# Assignment
Since only the written part is wanted, repeat the records exactly and omit the pictures.

# Dataset
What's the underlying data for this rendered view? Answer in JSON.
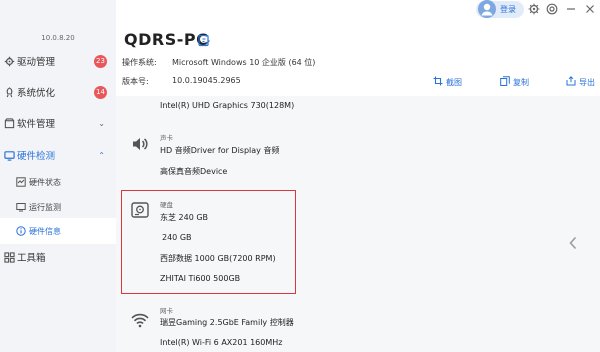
{
  "app": {
    "version": "10.0.8.20"
  },
  "topbar": {
    "login_label": "登录"
  },
  "sidebar": {
    "items": [
      {
        "label": "驱动管理",
        "badge": "23"
      },
      {
        "label": "系统优化",
        "badge": "14"
      },
      {
        "label": "软件管理",
        "chevron": "⌄"
      },
      {
        "label": "硬件检测",
        "chevron": "⌃"
      },
      {
        "label": "硬件状态"
      },
      {
        "label": "运行监测"
      },
      {
        "label": "硬件信息"
      },
      {
        "label": "工具箱"
      }
    ]
  },
  "header": {
    "pc_name": "QDRS-PC",
    "os_label": "操作系统:",
    "os_value": "Microsoft Windows 10 企业版 (64 位)",
    "ver_label": "版本号:",
    "ver_value": "10.0.19045.2965",
    "actions": {
      "screenshot": "截图",
      "copy": "复制",
      "export": "导出"
    }
  },
  "hardware": {
    "gpu_line": "Intel(R) UHD Graphics 730(128M)",
    "sound": {
      "category": "声卡",
      "lines": [
        "HD 音频Driver for Display 音频",
        "高保真音频Device"
      ]
    },
    "disk": {
      "category": "硬盘",
      "lines": [
        "东芝  240 GB",
        "240 GB",
        "西部数据  1000 GB(7200 RPM)",
        "ZHITAI Ti600 500GB"
      ]
    },
    "network": {
      "category": "网卡",
      "lines": [
        "瑞昱Gaming 2.5GbE  Family 控制器",
        "Intel(R) Wi-Fi 6 AX201 160MHz"
      ]
    }
  },
  "colors": {
    "accent": "#2a72d9",
    "badge": "#e9575b",
    "highlight": "#d9363e",
    "sidebar_bg": "#f2f4f7"
  }
}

# Exercise response
What's the underlying data for this rendered view? Answer in JSON.
{
  "app": {
    "version": "10.0.8.20"
  },
  "topbar": {
    "login_label": "登录"
  },
  "sidebar": {
    "items": [
      {
        "label": "驱动管理",
        "badge": "23"
      },
      {
        "label": "系统优化",
        "badge": "14"
      },
      {
        "label": "软件管理",
        "chevron": "⌄"
      },
      {
        "label": "硬件检测",
        "chevron": "⌃"
      },
      {
        "label": "硬件状态"
      },
      {
        "label": "运行监测"
      },
      {
        "label": "硬件信息"
      },
      {
        "label": "工具箱"
      }
    ]
  },
  "header": {
    "pc_name": "QDRS-PC",
    "os_label": "操作系统:",
    "os_value": "Microsoft Windows 10 企业版 (64 位)",
    "ver_label": "版本号:",
    "ver_value": "10.0.19045.2965",
    "actions": {
      "screenshot": "截图",
      "copy": "复制",
      "export": "导出"
    }
  },
  "hardware": {
    "gpu_line": "Intel(R) UHD Graphics 730(128M)",
    "sound": {
      "category": "声卡",
      "lines": [
        "HD 音频Driver for Display 音频",
        "高保真音频Device"
      ]
    },
    "disk": {
      "category": "硬盘",
      "lines": [
        "东芝  240 GB",
        "240 GB",
        "西部数据  1000 GB(7200 RPM)",
        "ZHITAI Ti600 500GB"
      ]
    },
    "network": {
      "category": "网卡",
      "lines": [
        "瑞昱Gaming 2.5GbE  Family 控制器",
        "Intel(R) Wi-Fi 6 AX201 160MHz"
      ]
    }
  },
  "colors": {
    "accent": "#2a72d9",
    "badge": "#e9575b",
    "highlight": "#d9363e",
    "sidebar_bg": "#f2f4f7"
  }
}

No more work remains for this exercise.